— Warren Buffett

The above quote from Warren Buffett is timeless, and brings into focus the choice about time horizon that any investor should think about before buying a stock they are considering. Behind every stock is an actual business; what will that business look like over a decade-long period?

Today, let’s look backwards in time to 2013, and take a look at what happened to investors who asked that very question about The Cigna Group (NYSE: CI), by taking a look at the investment outcome over a decade-long holding period.

Start date: 09/03/2013


End date: 08/31/2023
Start price/share: $79.46
End price/share: $276.26
Starting shares: 125.85
Ending shares: 131.68
Dividends reinvested/share: $11.22
Total return: 263.77%
Average annual return: 13.79%
Starting investment: $10,000.00
Ending investment: $36,382.06

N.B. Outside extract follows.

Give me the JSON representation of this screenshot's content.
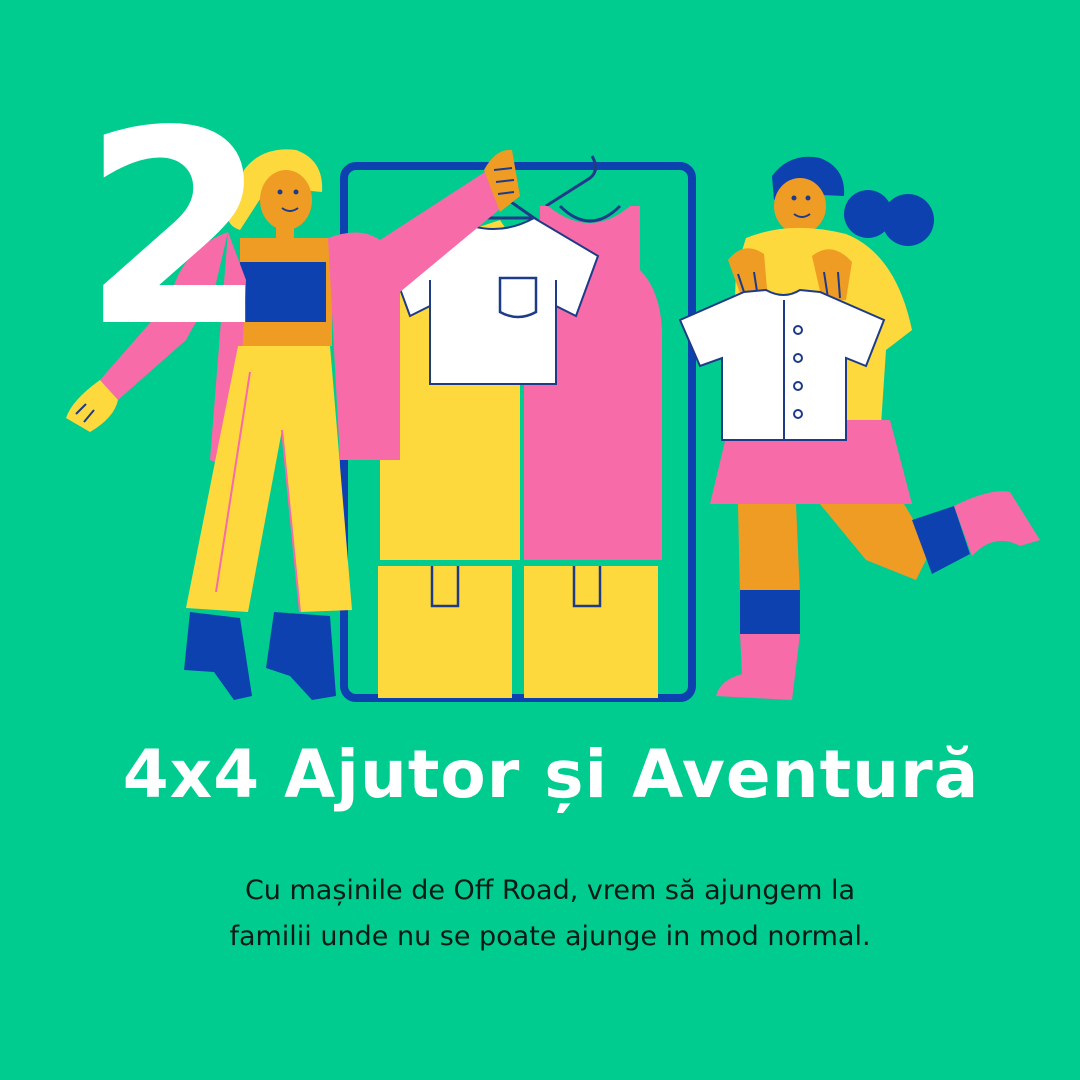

As we can see, the decade-long investment result worked out quite well, with an annualized rate of return of 13.79%. This would have turned a $10K investment made 10 years ago into $36,382.06 today (as of 08/31/2023). On a total return basis, that’s a result of 263.77% (something to think about: how might CI shares perform over the next 10 years?). [These numbers were computed with the Dividend Channel DRIP Returns Calculator.]

Notice that The Cigna Group paid investors a total of $11.22/share in dividends over the 10 holding period, marking a second component of the total return beyond share price change alone. Much like watering a tree, reinvesting dividends can help an investment to grow over time — for the above calculations we assume dividend reinvestment (and for this exercise the closing price on ex-date is used for the reinvestment of a given dividend).

Based upon the most recent annualized dividend rate of 4.92/share, we calculate that CI has a current yield of approximately 1.78%. Another interesting datapoint we can examine is ‘yield on cost’ — in other words, we can express the current annualized dividend of 4.92 against the original $79.46/share purchase price. This works out to a yield on cost of 2.24%.

Here’s one more great investment quote before you go:
“If you’re looking for a home run, a great investment for five years or 10 years or more, then the only way to beat this enormous fog that covers the future is to identify a long-term trend that will give a particular business some sort of edge.” — Ralph Wanger